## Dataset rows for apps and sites
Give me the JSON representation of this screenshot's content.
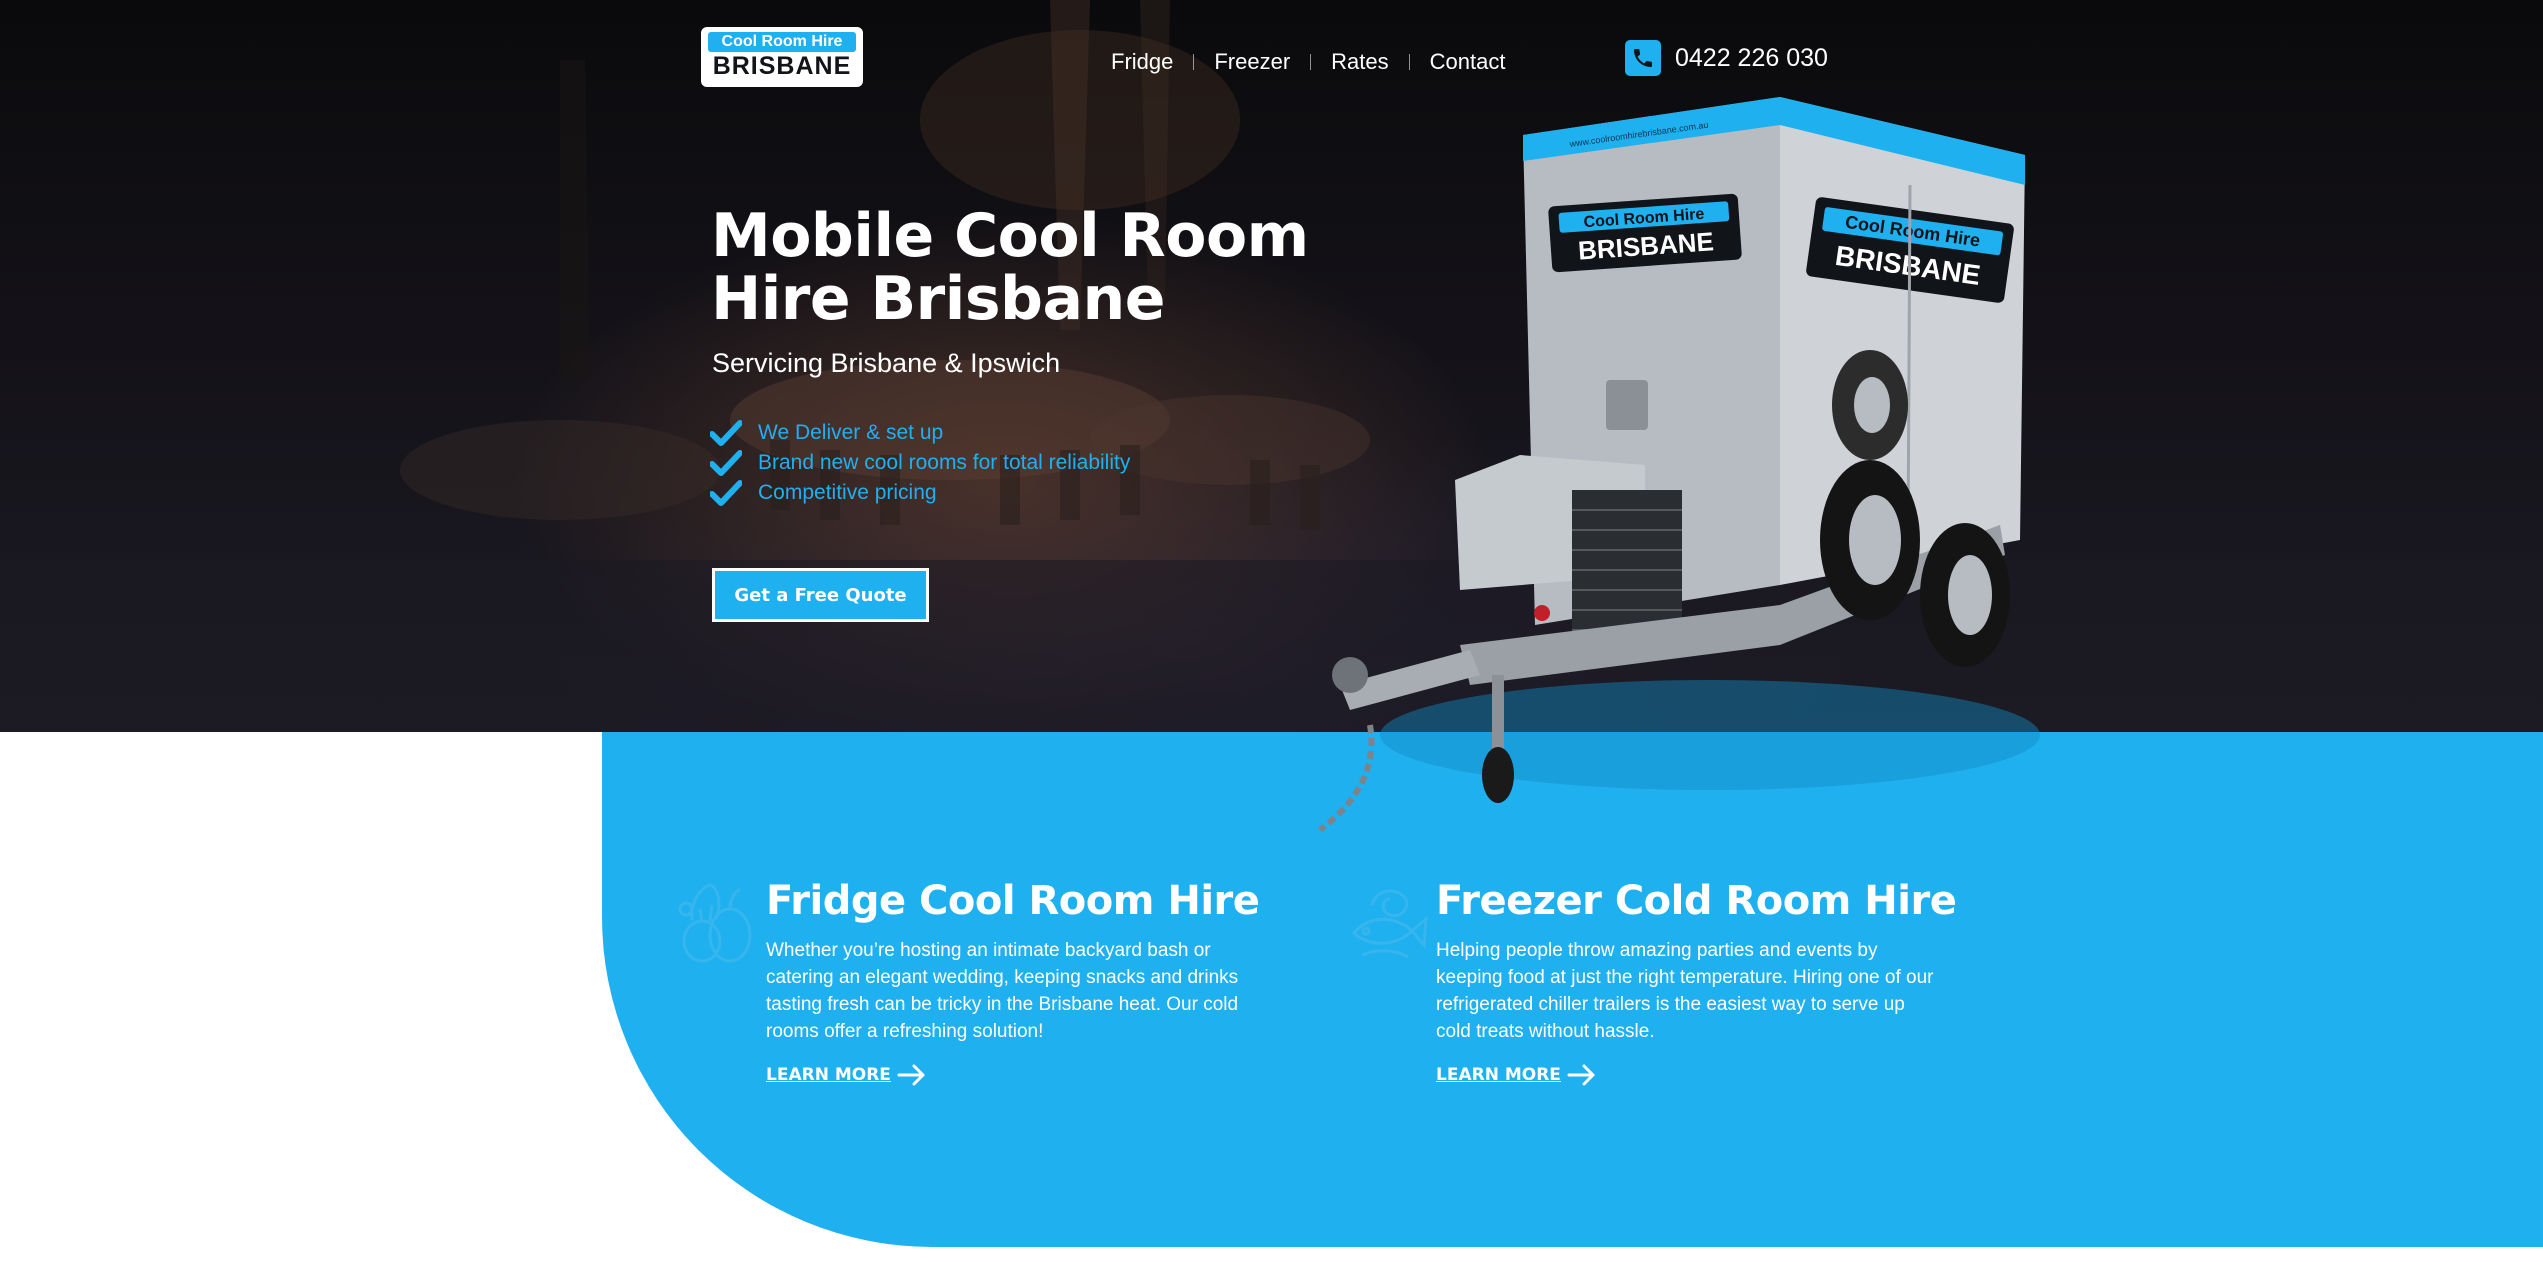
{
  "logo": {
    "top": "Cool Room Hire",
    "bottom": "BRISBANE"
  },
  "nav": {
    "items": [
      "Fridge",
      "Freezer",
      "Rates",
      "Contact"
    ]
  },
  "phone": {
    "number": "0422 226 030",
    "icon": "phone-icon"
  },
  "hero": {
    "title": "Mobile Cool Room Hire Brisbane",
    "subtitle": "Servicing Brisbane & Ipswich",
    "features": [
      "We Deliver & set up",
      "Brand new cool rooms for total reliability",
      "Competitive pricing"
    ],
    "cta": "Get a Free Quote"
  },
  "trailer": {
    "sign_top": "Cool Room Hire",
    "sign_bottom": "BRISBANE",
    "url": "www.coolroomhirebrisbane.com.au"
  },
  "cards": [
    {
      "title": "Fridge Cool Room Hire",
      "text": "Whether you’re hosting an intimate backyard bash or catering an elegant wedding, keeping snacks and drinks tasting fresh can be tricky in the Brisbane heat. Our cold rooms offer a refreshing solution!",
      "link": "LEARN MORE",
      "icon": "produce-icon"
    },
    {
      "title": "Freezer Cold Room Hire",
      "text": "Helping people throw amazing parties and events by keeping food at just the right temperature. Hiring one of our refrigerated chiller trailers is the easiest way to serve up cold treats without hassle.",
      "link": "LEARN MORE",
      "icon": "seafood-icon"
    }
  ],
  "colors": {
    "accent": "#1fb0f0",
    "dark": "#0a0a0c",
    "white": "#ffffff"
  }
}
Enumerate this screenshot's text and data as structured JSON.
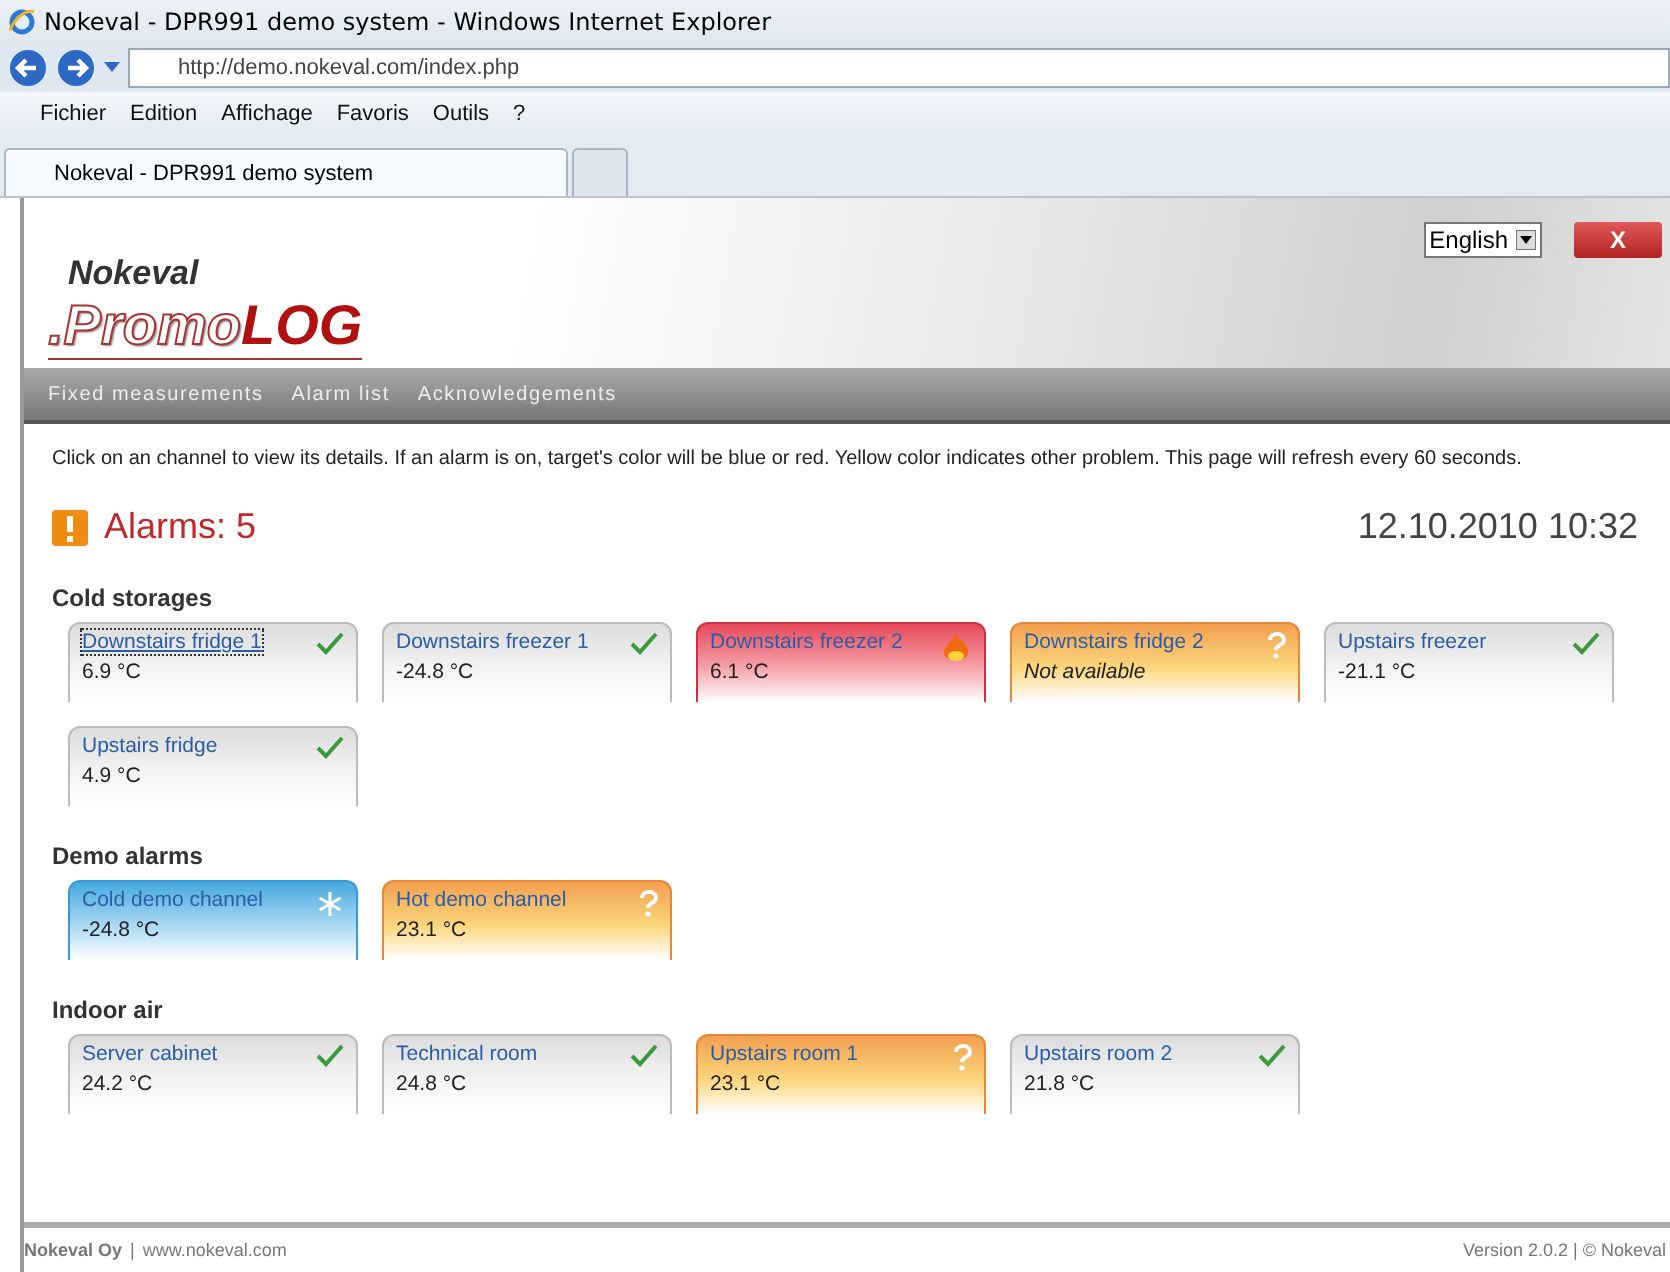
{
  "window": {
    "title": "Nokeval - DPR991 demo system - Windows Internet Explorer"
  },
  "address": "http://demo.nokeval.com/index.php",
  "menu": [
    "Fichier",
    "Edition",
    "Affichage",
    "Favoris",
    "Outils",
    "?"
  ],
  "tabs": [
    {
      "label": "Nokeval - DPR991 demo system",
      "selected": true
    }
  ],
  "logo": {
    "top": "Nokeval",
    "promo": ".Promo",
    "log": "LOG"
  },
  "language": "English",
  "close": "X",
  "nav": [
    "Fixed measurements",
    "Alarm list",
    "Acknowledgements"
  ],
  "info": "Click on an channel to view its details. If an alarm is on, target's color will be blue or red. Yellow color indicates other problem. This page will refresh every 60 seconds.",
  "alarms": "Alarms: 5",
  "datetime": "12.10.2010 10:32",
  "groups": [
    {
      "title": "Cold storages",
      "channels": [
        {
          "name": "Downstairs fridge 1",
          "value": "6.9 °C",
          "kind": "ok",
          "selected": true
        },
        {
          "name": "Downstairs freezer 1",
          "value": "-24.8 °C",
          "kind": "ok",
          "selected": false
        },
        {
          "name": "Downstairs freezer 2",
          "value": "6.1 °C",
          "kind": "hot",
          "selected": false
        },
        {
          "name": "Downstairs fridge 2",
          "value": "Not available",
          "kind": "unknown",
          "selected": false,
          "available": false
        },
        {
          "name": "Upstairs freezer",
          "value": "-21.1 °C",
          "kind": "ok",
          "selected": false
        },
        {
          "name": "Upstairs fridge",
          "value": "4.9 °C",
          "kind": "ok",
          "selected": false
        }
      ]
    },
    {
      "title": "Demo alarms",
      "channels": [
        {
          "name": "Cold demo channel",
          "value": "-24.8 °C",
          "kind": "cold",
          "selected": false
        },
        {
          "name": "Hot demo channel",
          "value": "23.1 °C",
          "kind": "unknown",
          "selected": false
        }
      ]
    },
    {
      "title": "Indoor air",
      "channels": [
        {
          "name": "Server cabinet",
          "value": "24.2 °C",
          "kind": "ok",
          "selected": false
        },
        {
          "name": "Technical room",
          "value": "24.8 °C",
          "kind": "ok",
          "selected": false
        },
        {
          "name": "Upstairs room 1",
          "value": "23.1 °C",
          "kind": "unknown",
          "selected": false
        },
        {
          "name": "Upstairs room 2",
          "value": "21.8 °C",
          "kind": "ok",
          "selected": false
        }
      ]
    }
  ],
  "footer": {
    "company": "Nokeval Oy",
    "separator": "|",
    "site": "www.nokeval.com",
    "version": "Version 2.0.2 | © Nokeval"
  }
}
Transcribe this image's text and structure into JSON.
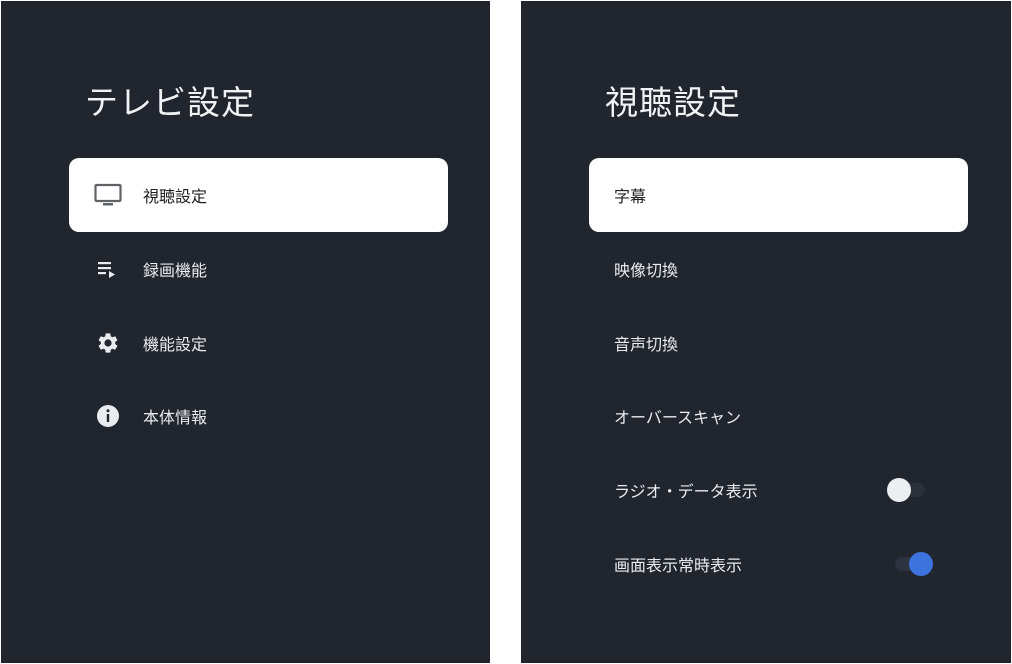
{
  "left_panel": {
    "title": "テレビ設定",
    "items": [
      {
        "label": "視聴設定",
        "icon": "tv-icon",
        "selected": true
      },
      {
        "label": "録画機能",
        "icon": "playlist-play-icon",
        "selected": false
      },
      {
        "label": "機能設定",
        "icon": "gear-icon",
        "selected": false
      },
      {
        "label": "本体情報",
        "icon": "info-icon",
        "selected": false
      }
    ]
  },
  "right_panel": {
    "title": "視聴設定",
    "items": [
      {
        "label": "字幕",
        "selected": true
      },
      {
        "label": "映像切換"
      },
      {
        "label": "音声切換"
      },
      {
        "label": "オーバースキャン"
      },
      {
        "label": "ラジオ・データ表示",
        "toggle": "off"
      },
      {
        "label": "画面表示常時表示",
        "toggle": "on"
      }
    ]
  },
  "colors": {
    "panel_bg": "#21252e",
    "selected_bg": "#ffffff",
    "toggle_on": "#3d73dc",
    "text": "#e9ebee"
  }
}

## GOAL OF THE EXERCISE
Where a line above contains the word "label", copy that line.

## ANSWER BOX
      "label": "Nokeval - DPR991 demo system",
        "label": "視聴設定",
        "label": "録画機能",
        "label": "機能設定",
        "label": "本体情報",
        "label": "字幕",
        "label": "映像切換"
        "label": "音声切換"
        "label": "オーバースキャン"
        "label": "ラジオ・データ表示",
        "label": "画面表示常時表示",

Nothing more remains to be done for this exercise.